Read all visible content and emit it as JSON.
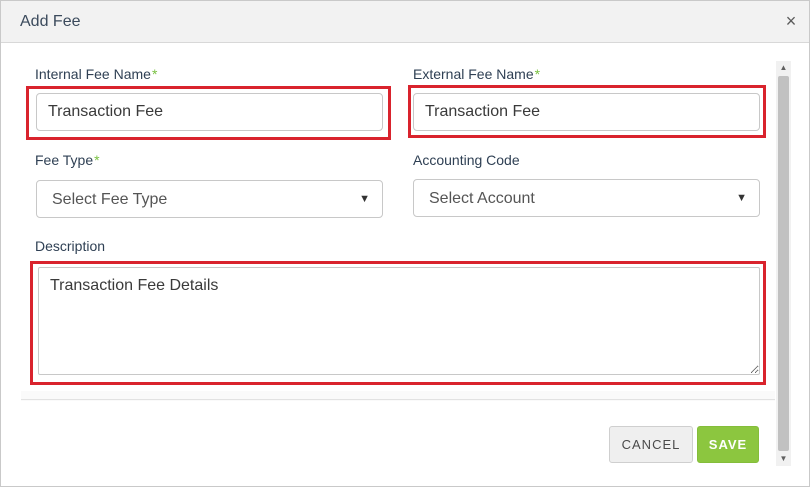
{
  "dialog": {
    "title": "Add Fee",
    "close_glyph": "×"
  },
  "form": {
    "internal_fee_name": {
      "label": "Internal Fee Name",
      "required_mark": "*",
      "value": "Transaction Fee"
    },
    "external_fee_name": {
      "label": "External Fee Name",
      "required_mark": "*",
      "value": "Transaction Fee"
    },
    "fee_type": {
      "label": "Fee Type",
      "required_mark": "*",
      "selected": "Select Fee Type"
    },
    "accounting_code": {
      "label": "Accounting Code",
      "selected": "Select Account"
    },
    "description": {
      "label": "Description",
      "value": "Transaction Fee Details"
    }
  },
  "footer": {
    "cancel_label": "CANCEL",
    "save_label": "SAVE"
  },
  "icons": {
    "caret": "▼",
    "scroll_up": "▲",
    "scroll_down": "▼"
  },
  "colors": {
    "required": "#7ac143",
    "highlight": "#d9232d",
    "save_button": "#8cc63f"
  }
}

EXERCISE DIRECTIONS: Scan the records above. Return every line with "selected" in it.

YOUR SOLUTION:
      "selected": "Select Fee Type"
      "selected": "Select Account"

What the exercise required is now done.